Who would have thought that if you knew the air pressure in Darwin and Tahiti in June, you could figure out that the start of 2011 might be a Stalingrad Winter up North and a cooler wetter summer down south (Not that people in Sydney feel all that cool right now). But the air pressure ratios are reported as the SOI (Southern Oscillation Index) and it’s the handiest thing if you like predicting global temperatures 7 months ahead. Look at that correlation.
Since June last year Bryan Leyland has been using the simple connection described by Carter, De Freitas, and McLean in 2009 to predict up and coming temperatures.
So far, for what it’s worth, he’s right on track.
Such is the power of the stored pool of cold that is the bottom three-quarters of the Pacific Ocean. And when you look at how vast the Southern Pacific ocean is, is it any wonder it has such an influence?

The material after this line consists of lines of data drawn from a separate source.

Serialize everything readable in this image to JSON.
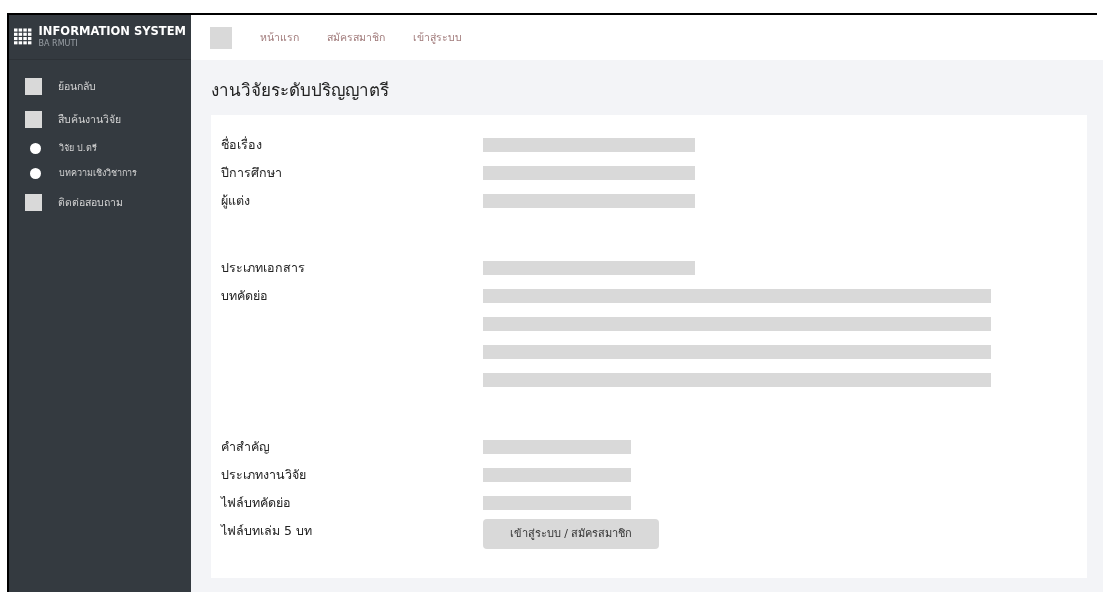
{
  "brand": {
    "title": "INFORMATION SYSTEM",
    "subtitle": "BA RMUTI"
  },
  "nav": [
    "หน้าแรก",
    "สมัครสมาชิก",
    "เข้าสู่ระบบ"
  ],
  "sidebar": {
    "items": [
      {
        "label": "ย้อนกลับ",
        "kind": "square"
      },
      {
        "label": "สืบค้นงานวิจัย",
        "kind": "square"
      },
      {
        "label": "วิจัย ป.ตรี",
        "kind": "dot"
      },
      {
        "label": "บทความเชิงวิชาการ",
        "kind": "dot"
      },
      {
        "label": "ติดต่อสอบถาม",
        "kind": "square"
      }
    ]
  },
  "page_title": "งานวิจัยระดับปริญญาตรี",
  "groups": [
    [
      {
        "label": "ชื่อเรื่อง",
        "kind": "bar"
      },
      {
        "label": "ปีการศึกษา",
        "kind": "bar"
      },
      {
        "label": "ผู้แต่ง",
        "kind": "bar"
      }
    ],
    [
      {
        "label": "ประเภทเอกสาร",
        "kind": "bar"
      },
      {
        "label": "บทคัดย่อ",
        "kind": "paragraph"
      }
    ],
    [
      {
        "label": "คำสำคัญ",
        "kind": "shortbar"
      },
      {
        "label": "ประเภทงานวิจัย",
        "kind": "shortbar"
      },
      {
        "label": "ไฟล์บทคัดย่อ",
        "kind": "shortbar"
      },
      {
        "label": "ไฟล์บทเล่ม 5 บท",
        "kind": "button",
        "text": "เข้าสู่ระบบ / สมัครสมาชิก"
      }
    ]
  ]
}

All that heat capacity…
Back on August 6, 2010, when the UK BOM was predicting a warm winter, and every Met Agency in the West was already declaring that 2010 would be the hottest year ever, Bryan Leyland predicted (on a global scale) that before the end of the year, there would be significant cooling. As you can see from the chart, this is exactly what happened.
The UK Met Office has a gigantic supercomputer, 1,500 staff and a £170m-a-year budget, but a retired engineer in New Zealand armed only with Excel and access to the internet and with the McLean is et al 2009 paper, was able to get it right.
Parking the SOI index (the blue line) 7 months into the future suggests things may get cooler still as the temperature (red line) often follows the trend. (Click for a larger image.) Note, the SOI is shifted 7 months forwards in time, and the scale is inverted.
Before anyone scoffs that the El Nino’s are usually followed by cooling, and the SOI indicator is well known, ponder that the well fed agencies of man-made-climate-fame weren’t telling the public that a big-chill was on the way and they ought to stock up [...]
Guest Post by Bryan Leyland El Nino/La Nina effect (SOI) predicts global cooling by the end of 2010
A July 2009 paper by McLean, de Freitas and Carter showed that global average temperatures followed the Southern Oscillation Index (El Nino/La Nina) with a 5-8 months lag. The graph below shows that when the SOI is shifted forward by 7 months the two plots change direction together (except when volcanic eruptions caused cooling).
The chart above shows a projection of temperatures to Feb 2011. The chances are that the present warm spell will end quite suddenly before the end of this year. Over the next few months the SOI will indicate whether or not the cooling will continue beyond Feb 2011. Evidence from studies on past climate and sunspot cycle related effects gives a strong indication that the cooling will continue.